═══ Available data

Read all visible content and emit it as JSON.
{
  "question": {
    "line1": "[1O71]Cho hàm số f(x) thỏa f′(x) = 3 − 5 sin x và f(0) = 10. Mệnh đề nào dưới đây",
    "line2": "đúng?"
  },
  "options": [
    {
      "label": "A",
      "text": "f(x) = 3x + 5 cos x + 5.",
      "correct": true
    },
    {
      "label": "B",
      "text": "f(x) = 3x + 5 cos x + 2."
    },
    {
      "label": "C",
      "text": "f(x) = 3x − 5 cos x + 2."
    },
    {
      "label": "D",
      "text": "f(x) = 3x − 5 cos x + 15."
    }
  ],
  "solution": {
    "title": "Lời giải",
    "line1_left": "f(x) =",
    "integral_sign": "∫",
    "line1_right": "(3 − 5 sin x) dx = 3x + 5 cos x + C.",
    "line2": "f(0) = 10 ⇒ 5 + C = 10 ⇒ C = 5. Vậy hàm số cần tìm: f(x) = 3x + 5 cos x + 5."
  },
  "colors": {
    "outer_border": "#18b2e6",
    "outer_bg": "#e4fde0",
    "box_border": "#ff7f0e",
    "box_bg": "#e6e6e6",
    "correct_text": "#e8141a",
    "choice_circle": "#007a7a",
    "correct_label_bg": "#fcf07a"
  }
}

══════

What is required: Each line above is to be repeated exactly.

Output below:
Read all visible content and emit it as JSON.
{
  "question": {
    "line1": "[1O71]Cho hàm số f(x) thỏa f′(x) = 3 − 5 sin x và f(0) = 10. Mệnh đề nào dưới đây",
    "line2": "đúng?"
  },
  "options": [
    {
      "label": "A",
      "text": "f(x) = 3x + 5 cos x + 5.",
      "correct": true
    },
    {
      "label": "B",
      "text": "f(x) = 3x + 5 cos x + 2."
    },
    {
      "label": "C",
      "text": "f(x) = 3x − 5 cos x + 2."
    },
    {
      "label": "D",
      "text": "f(x) = 3x − 5 cos x + 15."
    }
  ],
  "solution": {
    "title": "Lời giải",
    "line1_left": "f(x) =",
    "integral_sign": "∫",
    "line1_right": "(3 − 5 sin x) dx = 3x + 5 cos x + C.",
    "line2": "f(0) = 10 ⇒ 5 + C = 10 ⇒ C = 5. Vậy hàm số cần tìm: f(x) = 3x + 5 cos x + 5."
  },
  "colors": {
    "outer_border": "#18b2e6",
    "outer_bg": "#e4fde0",
    "box_border": "#ff7f0e",
    "box_bg": "#e6e6e6",
    "correct_text": "#e8141a",
    "choice_circle": "#007a7a",
    "correct_label_bg": "#fcf07a"
  }
}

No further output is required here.